  • Health Canada writes to Exelgyn, the French company that owns the rights to RU-486, encouraging it to apply for a Canadian licence.
  • The Nova Scotia College of Physicians and Surgeons merely reprimands Halifax respirologist Nancy Morrison for hastening the death of a patient in 1996 with a legal injection of potassium chloride. It also applauds her motives as being “in his best interests.”
  • Toronto police impose a blackout on coverage of within court-ordered bubble zones by arresting and charging three pro-life journalists. The charges are dropped nine months later.


  • The Canadian Catholic Organization for Development and Peace and the Catholic Women’s League support the World March for Women in the Year 2000. The march includes calls for abortion and lesbian “rights.”
  • Abortion is a major issue in the leadership race for the Canadian Alliance. Pro-life Stockwell Day emerges victorious. In November, Prime Minister Chretien exploits Day’s pro-life views in a successful but cynical re-election ploy.
  • Alliance for Life launches TV commercials speaking directly to abortion-minded women.
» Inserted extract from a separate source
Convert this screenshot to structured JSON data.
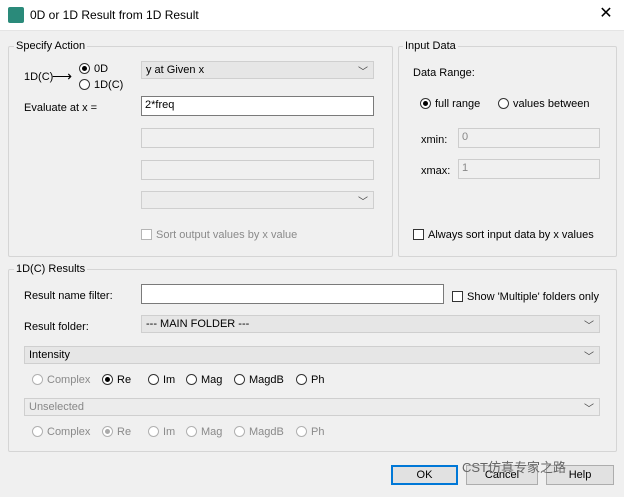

The ads are based on those run in the U.S. by the Caring Foundation.


  • Health Minister Allan Rock asks the House of Commons Health Committee to consider a bill on new reproductive technologies. In December, the committee reports, and offers but limited protection for embryonic life.
  • A Canadian delegate at the UN admits “reproductive health” means abortion. This is the first time such an admission is made.
  • Lisa Klassen, a St. Thomas, Ont. teen, is suspended from her high school for wearing a T-shirt that said, “Abortion is mean.”
  • A Vancouver woman dies during Canadian clinical trials of abortion pill RU-486. It is discovered that she was never informed of the risks.


  • Henry Morgentaler steps up a campaign to have New Brunswick and Nova Scotia fully pay for abortions committed at his Fredericton and Halifax abortuaries.
  • Feminist activists push condoms and pro-abortion, pro-contraception views on youth attending World Youth Day in Toronto.
  • The Ontario Divisional Court orders the federal government to redefine marriage to include homosexuals.
  • The Raelian cult claims to have facilitated the birth of the first human clone.


  • The House of Commons debates a bill introduced by Health Minister Anne McLellan on reproductive technologies. The bill would permit embryonic stem cell research and fails to effectively ban human cloning. The House has yet to vote on it as this issue of The Interim went to press.